**DATA TO USE**
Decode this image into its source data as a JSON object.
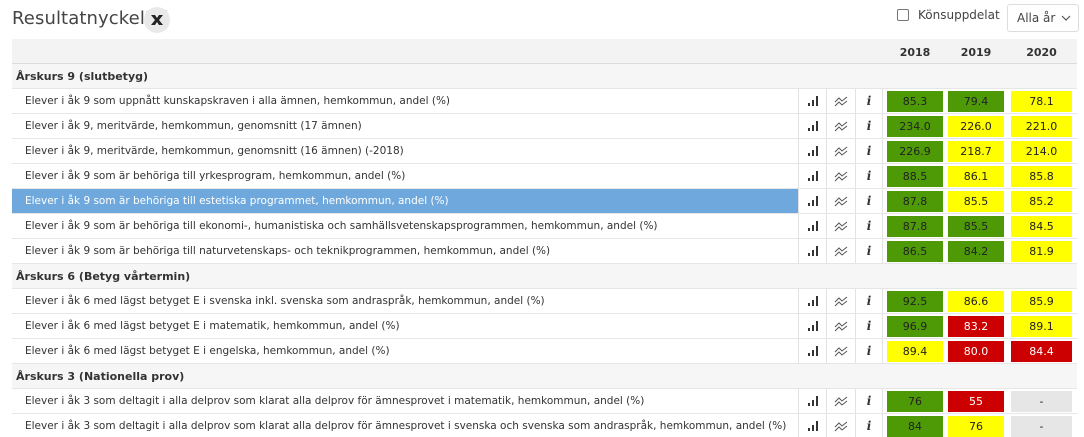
{
  "page": {
    "title": "Resultatnyckeltal",
    "export_icon": "excel-icon"
  },
  "controls": {
    "gender_split_label": "Könsuppdelat",
    "gender_split_checked": false,
    "year_select_value": "Alla år"
  },
  "colors": {
    "green": "#4e9a06",
    "yellow": "#ffff00",
    "red": "#cc0000",
    "gray": "#e6e6e6",
    "selected": "#6fa8dc"
  },
  "table": {
    "years": [
      "2018",
      "2019",
      "2020"
    ],
    "icons": [
      "bar-chart-icon",
      "trend-line-icon",
      "info-icon"
    ],
    "info_glyph": "i",
    "sections": [
      {
        "label": "Årskurs 9 (slutbetyg)",
        "rows": [
          {
            "label": "Elever i åk 9 som uppnått kunskapskraven i alla ämnen, hemkommun, andel (%)",
            "values": [
              "85.3",
              "79.4",
              "78.1"
            ],
            "status": [
              "green",
              "green",
              "yellow"
            ]
          },
          {
            "label": "Elever i åk 9, meritvärde, hemkommun, genomsnitt (17 ämnen)",
            "values": [
              "234.0",
              "226.0",
              "221.0"
            ],
            "status": [
              "green",
              "yellow",
              "yellow"
            ]
          },
          {
            "label": "Elever i åk 9, meritvärde, hemkommun, genomsnitt (16 ämnen) (-2018)",
            "values": [
              "226.9",
              "218.7",
              "214.0"
            ],
            "status": [
              "green",
              "yellow",
              "yellow"
            ]
          },
          {
            "label": "Elever i åk 9 som är behöriga till yrkesprogram, hemkommun, andel (%)",
            "values": [
              "88.5",
              "86.1",
              "85.8"
            ],
            "status": [
              "green",
              "yellow",
              "yellow"
            ]
          },
          {
            "label": "Elever i åk 9 som är behöriga till estetiska programmet, hemkommun, andel (%)",
            "values": [
              "87.8",
              "85.5",
              "85.2"
            ],
            "status": [
              "green",
              "yellow",
              "yellow"
            ],
            "selected": true
          },
          {
            "label": "Elever i åk 9 som är behöriga till ekonomi-, humanistiska och samhällsvetenskapsprogrammen, hemkommun, andel (%)",
            "values": [
              "87.8",
              "85.5",
              "84.5"
            ],
            "status": [
              "green",
              "green",
              "yellow"
            ]
          },
          {
            "label": "Elever i åk 9 som är behöriga till naturvetenskaps- och teknikprogrammen, hemkommun, andel (%)",
            "values": [
              "86.5",
              "84.2",
              "81.9"
            ],
            "status": [
              "green",
              "green",
              "yellow"
            ]
          }
        ]
      },
      {
        "label": "Årskurs 6 (Betyg vårtermin)",
        "rows": [
          {
            "label": "Elever i åk 6 med lägst betyget E i svenska inkl. svenska som andraspråk, hemkommun, andel (%)",
            "values": [
              "92.5",
              "86.6",
              "85.9"
            ],
            "status": [
              "green",
              "yellow",
              "yellow"
            ]
          },
          {
            "label": "Elever i åk 6 med lägst betyget E i matematik, hemkommun, andel (%)",
            "values": [
              "96.9",
              "83.2",
              "89.1"
            ],
            "status": [
              "green",
              "red",
              "yellow"
            ]
          },
          {
            "label": "Elever i åk 6 med lägst betyget E i engelska, hemkommun, andel (%)",
            "values": [
              "89.4",
              "80.0",
              "84.4"
            ],
            "status": [
              "yellow",
              "red",
              "red"
            ]
          }
        ]
      },
      {
        "label": "Årskurs 3 (Nationella prov)",
        "rows": [
          {
            "label": "Elever i åk 3 som deltagit i alla delprov som klarat alla delprov för ämnesprovet i matematik, hemkommun, andel (%)",
            "values": [
              "76",
              "55",
              "-"
            ],
            "status": [
              "green",
              "red",
              "gray"
            ]
          },
          {
            "label": "Elever i åk 3 som deltagit i alla delprov som klarat alla delprov för ämnesprovet i svenska och svenska som andraspråk, hemkommun, andel (%)",
            "values": [
              "84",
              "76",
              "-"
            ],
            "status": [
              "green",
              "yellow",
              "gray"
            ]
          }
        ]
      }
    ]
  }
}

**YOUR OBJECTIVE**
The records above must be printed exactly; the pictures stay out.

**EXERCISE SOLUTION**
Decode this image into its source data as a JSON object.
{
  "page": {
    "title": "Resultatnyckeltal",
    "export_icon": "excel-icon"
  },
  "controls": {
    "gender_split_label": "Könsuppdelat",
    "gender_split_checked": false,
    "year_select_value": "Alla år"
  },
  "colors": {
    "green": "#4e9a06",
    "yellow": "#ffff00",
    "red": "#cc0000",
    "gray": "#e6e6e6",
    "selected": "#6fa8dc"
  },
  "table": {
    "years": [
      "2018",
      "2019",
      "2020"
    ],
    "icons": [
      "bar-chart-icon",
      "trend-line-icon",
      "info-icon"
    ],
    "info_glyph": "i",
    "sections": [
      {
        "label": "Årskurs 9 (slutbetyg)",
        "rows": [
          {
            "label": "Elever i åk 9 som uppnått kunskapskraven i alla ämnen, hemkommun, andel (%)",
            "values": [
              "85.3",
              "79.4",
              "78.1"
            ],
            "status": [
              "green",
              "green",
              "yellow"
            ]
          },
          {
            "label": "Elever i åk 9, meritvärde, hemkommun, genomsnitt (17 ämnen)",
            "values": [
              "234.0",
              "226.0",
              "221.0"
            ],
            "status": [
              "green",
              "yellow",
              "yellow"
            ]
          },
          {
            "label": "Elever i åk 9, meritvärde, hemkommun, genomsnitt (16 ämnen) (-2018)",
            "values": [
              "226.9",
              "218.7",
              "214.0"
            ],
            "status": [
              "green",
              "yellow",
              "yellow"
            ]
          },
          {
            "label": "Elever i åk 9 som är behöriga till yrkesprogram, hemkommun, andel (%)",
            "values": [
              "88.5",
              "86.1",
              "85.8"
            ],
            "status": [
              "green",
              "yellow",
              "yellow"
            ]
          },
          {
            "label": "Elever i åk 9 som är behöriga till estetiska programmet, hemkommun, andel (%)",
            "values": [
              "87.8",
              "85.5",
              "85.2"
            ],
            "status": [
              "green",
              "yellow",
              "yellow"
            ],
            "selected": true
          },
          {
            "label": "Elever i åk 9 som är behöriga till ekonomi-, humanistiska och samhällsvetenskapsprogrammen, hemkommun, andel (%)",
            "values": [
              "87.8",
              "85.5",
              "84.5"
            ],
            "status": [
              "green",
              "green",
              "yellow"
            ]
          },
          {
            "label": "Elever i åk 9 som är behöriga till naturvetenskaps- och teknikprogrammen, hemkommun, andel (%)",
            "values": [
              "86.5",
              "84.2",
              "81.9"
            ],
            "status": [
              "green",
              "green",
              "yellow"
            ]
          }
        ]
      },
      {
        "label": "Årskurs 6 (Betyg vårtermin)",
        "rows": [
          {
            "label": "Elever i åk 6 med lägst betyget E i svenska inkl. svenska som andraspråk, hemkommun, andel (%)",
            "values": [
              "92.5",
              "86.6",
              "85.9"
            ],
            "status": [
              "green",
              "yellow",
              "yellow"
            ]
          },
          {
            "label": "Elever i åk 6 med lägst betyget E i matematik, hemkommun, andel (%)",
            "values": [
              "96.9",
              "83.2",
              "89.1"
            ],
            "status": [
              "green",
              "red",
              "yellow"
            ]
          },
          {
            "label": "Elever i åk 6 med lägst betyget E i engelska, hemkommun, andel (%)",
            "values": [
              "89.4",
              "80.0",
              "84.4"
            ],
            "status": [
              "yellow",
              "red",
              "red"
            ]
          }
        ]
      },
      {
        "label": "Årskurs 3 (Nationella prov)",
        "rows": [
          {
            "label": "Elever i åk 3 som deltagit i alla delprov som klarat alla delprov för ämnesprovet i matematik, hemkommun, andel (%)",
            "values": [
              "76",
              "55",
              "-"
            ],
            "status": [
              "green",
              "red",
              "gray"
            ]
          },
          {
            "label": "Elever i åk 3 som deltagit i alla delprov som klarat alla delprov för ämnesprovet i svenska och svenska som andraspråk, hemkommun, andel (%)",
            "values": [
              "84",
              "76",
              "-"
            ],
            "status": [
              "green",
              "yellow",
              "gray"
            ]
          }
        ]
      }
    ]
  }
}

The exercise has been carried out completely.